> _Work request_
Your answer should be the entries below, reproduced character for character.

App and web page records

+ + + + + + +

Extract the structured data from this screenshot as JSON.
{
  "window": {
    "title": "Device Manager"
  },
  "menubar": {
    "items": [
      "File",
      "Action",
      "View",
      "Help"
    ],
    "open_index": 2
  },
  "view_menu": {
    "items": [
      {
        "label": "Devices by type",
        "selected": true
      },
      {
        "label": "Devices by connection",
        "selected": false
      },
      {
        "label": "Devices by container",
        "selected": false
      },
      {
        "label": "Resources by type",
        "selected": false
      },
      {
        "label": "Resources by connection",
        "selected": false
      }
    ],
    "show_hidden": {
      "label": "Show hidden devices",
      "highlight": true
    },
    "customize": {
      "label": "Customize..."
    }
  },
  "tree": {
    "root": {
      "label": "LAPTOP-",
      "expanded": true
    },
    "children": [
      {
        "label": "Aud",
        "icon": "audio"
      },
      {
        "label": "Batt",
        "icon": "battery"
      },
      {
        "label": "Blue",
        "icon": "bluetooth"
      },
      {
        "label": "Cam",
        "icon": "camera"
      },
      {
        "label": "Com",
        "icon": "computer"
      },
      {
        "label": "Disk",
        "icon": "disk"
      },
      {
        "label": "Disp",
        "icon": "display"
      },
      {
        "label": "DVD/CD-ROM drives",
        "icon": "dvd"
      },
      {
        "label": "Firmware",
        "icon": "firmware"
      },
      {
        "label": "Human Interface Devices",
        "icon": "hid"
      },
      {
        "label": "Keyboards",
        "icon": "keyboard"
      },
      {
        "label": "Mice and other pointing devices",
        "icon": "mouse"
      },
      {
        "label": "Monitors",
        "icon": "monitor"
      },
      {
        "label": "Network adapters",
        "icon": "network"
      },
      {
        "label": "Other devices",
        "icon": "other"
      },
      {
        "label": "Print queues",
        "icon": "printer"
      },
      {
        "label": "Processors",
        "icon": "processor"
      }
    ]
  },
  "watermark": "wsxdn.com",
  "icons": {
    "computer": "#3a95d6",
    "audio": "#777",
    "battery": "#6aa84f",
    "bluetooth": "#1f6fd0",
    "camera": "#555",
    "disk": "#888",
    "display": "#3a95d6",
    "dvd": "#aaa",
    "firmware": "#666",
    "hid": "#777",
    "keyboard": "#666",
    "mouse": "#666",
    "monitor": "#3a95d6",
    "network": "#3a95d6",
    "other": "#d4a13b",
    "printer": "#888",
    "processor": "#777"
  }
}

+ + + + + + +

> _Answer to this task_
Extract the structured data from this screenshot as JSON.
{
  "window": {
    "title": "Device Manager"
  },
  "menubar": {
    "items": [
      "File",
      "Action",
      "View",
      "Help"
    ],
    "open_index": 2
  },
  "view_menu": {
    "items": [
      {
        "label": "Devices by type",
        "selected": true
      },
      {
        "label": "Devices by connection",
        "selected": false
      },
      {
        "label": "Devices by container",
        "selected": false
      },
      {
        "label": "Resources by type",
        "selected": false
      },
      {
        "label": "Resources by connection",
        "selected": false
      }
    ],
    "show_hidden": {
      "label": "Show hidden devices",
      "highlight": true
    },
    "customize": {
      "label": "Customize..."
    }
  },
  "tree": {
    "root": {
      "label": "LAPTOP-",
      "expanded": true
    },
    "children": [
      {
        "label": "Aud",
        "icon": "audio"
      },
      {
        "label": "Batt",
        "icon": "battery"
      },
      {
        "label": "Blue",
        "icon": "bluetooth"
      },
      {
        "label": "Cam",
        "icon": "camera"
      },
      {
        "label": "Com",
        "icon": "computer"
      },
      {
        "label": "Disk",
        "icon": "disk"
      },
      {
        "label": "Disp",
        "icon": "display"
      },
      {
        "label": "DVD/CD-ROM drives",
        "icon": "dvd"
      },
      {
        "label": "Firmware",
        "icon": "firmware"
      },
      {
        "label": "Human Interface Devices",
        "icon": "hid"
      },
      {
        "label": "Keyboards",
        "icon": "keyboard"
      },
      {
        "label": "Mice and other pointing devices",
        "icon": "mouse"
      },
      {
        "label": "Monitors",
        "icon": "monitor"
      },
      {
        "label": "Network adapters",
        "icon": "network"
      },
      {
        "label": "Other devices",
        "icon": "other"
      },
      {
        "label": "Print queues",
        "icon": "printer"
      },
      {
        "label": "Processors",
        "icon": "processor"
      }
    ]
  },
  "watermark": "wsxdn.com",
  "icons": {
    "computer": "#3a95d6",
    "audio": "#777",
    "battery": "#6aa84f",
    "bluetooth": "#1f6fd0",
    "camera": "#555",
    "disk": "#888",
    "display": "#3a95d6",
    "dvd": "#aaa",
    "firmware": "#666",
    "hid": "#777",
    "keyboard": "#666",
    "mouse": "#666",
    "monitor": "#3a95d6",
    "network": "#3a95d6",
    "other": "#d4a13b",
    "printer": "#888",
    "processor": "#777"
  }
}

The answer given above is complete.